The two activists were filmed by Channel 4 News during campaigning in Hartlepool where the populist anti-immigration party led by Nigel Farage is focusing its general election campaigning efforts with chairman Richard Tice standing in the constituency.
Councillor David Mincher complained Muslims were “outbreeding us” and “live like animals”, and boasted he once tried to bury a pig’s head under a mosque that was being built in the town.
He was also shown making a series of derogatory remarks about Pakistanis, Somalis and Turks.
Mincher later told the programme he made up the story about burying a pig’s head “as a stupid act of showing off to your reporter”.
Gordon Parkin, who was said to be the party’s assistant manager for the North East region, was also shown complaining Muslims were “outbreeding us”.
Asked why there were comparatively few immigrants in the town, he replied, he said it was because people “won’t have them” and that they “persecute the bastards”.
In a statement, Tice said the party took immediate action when they became aware of the “appalling” comments, withdrawing the whip from Mincher and dismissing Parkin.
“Both I and the Brexit Party totally condemn the hideous remarks in question in the strongest possible terms,” he said.
“I would take the gravest exception to any attempt by Channel 4 to suggest that I or the Brexit Party in any way share, condone or was aware of these views and matters.”
He said the undercover reporters may have breached electoral law and accused Channel 4 of being prepared to go to the “most extreme lengths” to discredit Brexit and its backers.
A Channel 4 News spokeswoman said: “We stand by our journalism.”
In other UK media news, several senior broadcast journalists were strongly criticised online after appearing to tweet a Conservative spin line, without checking the facts of the situation.
After a story broke in local news at the weekend of a four-year-old child having to receive medical treatment while lying on a pile of coats because there were no beds available at the hospital in the northern town of Leeds, Health Secretary Matt Hancock was sent to the hospital days in advance of the polls opening.
BBC News Political Editor Laura Kuenssberg and ITV Political Editor Robert Peston, who each have more than a million Twitter followers, posted that one of Hancock’s aides had been assaulted – “whacked in the face” in Peston’s words – by a Labour activist protesting outside the hospital amid “nasty” scenes.
Have video from Hancock leaving Leeds General just come through so you can see for yourself – doesn’t look like punch thrown, rather, one of Tory team walks into protestor’s arm, pretty grim encounter pic.twitter.com/hD1KwA72gG
— Laura Kuenssberg (@bbclaurak) December 9, 2019
When video emerged that the aide in question had softly walked into a protester’s hand with no evidence of any “assault” in an entirely innocuous incident, both Peston and Kuenssberg walked back their tweets.
Peston tweeted: “It is completely clear from video footage that @MattHancock‘s adviser was not whacked by a protestor, as I was told by senior Tories, but that he inadvertently walked into a protestor’s hand.
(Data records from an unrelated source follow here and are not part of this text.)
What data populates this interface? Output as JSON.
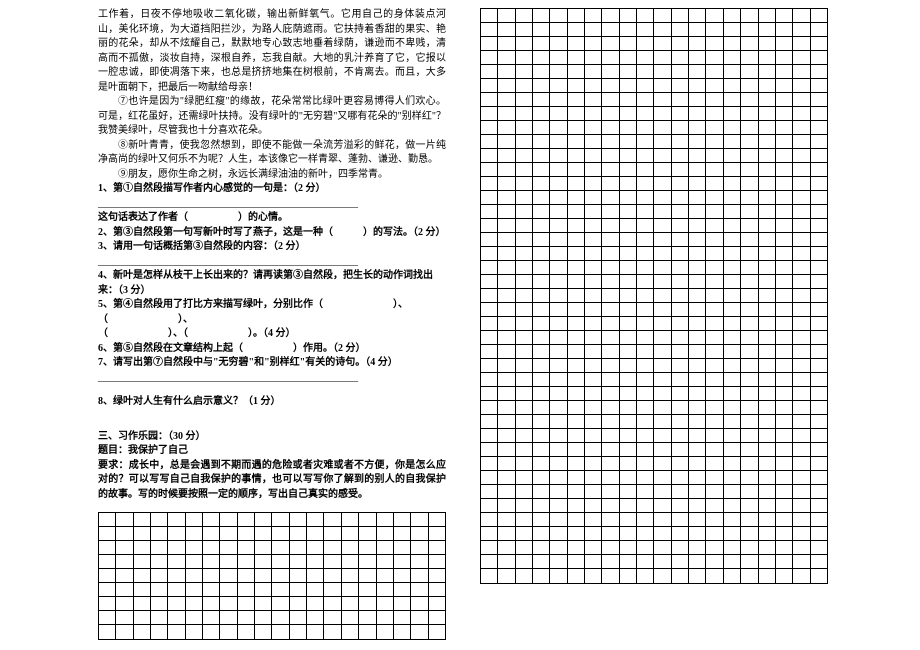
{
  "reading": {
    "para1": "工作着，日夜不停地吸收二氧化碳，输出新鲜氧气。它用自己的身体装点河山，美化环境，为大道挡阳拦沙，为路人庇荫遮雨。它扶持着香甜的果实、艳丽的花朵，却从不炫耀自己，默默地专心致志地垂着绿荫，谦逊而不卑贱，清高而不孤傲，淡妆自持，深根自养，忘我自献。大地的乳汁养育了它，它报以一腔忠诚，即使凋落下来，也总是挤挤地集在树根前，不肯离去。而且，大多是叶面朝下，把最后一吻献给母亲！",
    "para2": "⑦也许是因为\"绿肥红瘦\"的缘故，花朵常常比绿叶更容易博得人们欢心。可是，红花虽好，还需绿叶扶持。没有绿叶的\"无穷碧\"又哪有花朵的\"别样红\"？我赞美绿叶，尽管我也十分喜欢花朵。",
    "para3": "⑧新叶青青，使我忽然想到，即使不能做一朵流芳溢彩的鲜花，做一片纯净高尚的绿叶又何乐不为呢？人生，本该像它一样青翠、蓬勃、谦逊、勤恳。",
    "para4": "⑨朋友，愿你生命之树，永远长满绿油油的新叶，四季常青。"
  },
  "questions": {
    "q1a": "1、第①自然段描写作者内心感觉的一句是：（2 分）",
    "q1b_blank": "____________________________________________________",
    "q1b": "这句话表达了作者（　　　　　）的心情。",
    "q2": "2、第③自然段第一句写新叶时写了燕子，这是一种（　　　）的写法。（2 分）",
    "q3": "3、请用一句话概括第③自然段的内容：（2 分）",
    "q3_blank": "____________________________________________________",
    "q4": "4、新叶是怎样从枝干上长出来的？请再读第③自然段，把生长的动作词找出来：（3 分）",
    "q5a": "5、第④自然段用了打比方来描写绿叶，分别比作（　　　　　　　）、（　　　　　　　）、",
    "q5b": "（　　　　　　）、（　　　　　　）。（4 分）",
    "q6": "6、第⑤自然段在文章结构上起（　　　　　）作用。（2 分）",
    "q7": "7、请写出第⑦自然段中与\"无穷碧\"和\"别样红\"有关的诗句。（4 分）",
    "q7_blank": "____________________________________________________",
    "q8": "8、绿叶对人生有什么启示意义？（1 分）"
  },
  "composition": {
    "heading": "三、习作乐园：（30 分）",
    "title": "题目：我保护了自己",
    "req": "要求：成长中，总是会遇到不期而遇的危险或者灾难或者不方便，你是怎么应对的？可以写写自己自我保护的事情，也可以写写你了解到的别人的自我保护的故事。写的时候要按照一定的顺序，写出自己真实的感受。"
  },
  "grids": {
    "left_rows": 9,
    "left_cols": 20,
    "right_rows": 41,
    "right_cols": 20
  }
}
I apologise for getting this wrong.”
The spreading of the false story by two of the UK’s highest-profile journalists raised questions about media ethics and reporters uncritically pushing out anonymous briefings sent to them by government sources.
“Johnson and the Tories lie and they cheat to manipulate the media. A sick child treated on the floor of a hospital and they try divert attention with a dead cat lie story. Never has our politics sunk so low in our country since Johnson took over,” tweeted John McDonnell, finance spokesperson for the opposition Labour Party.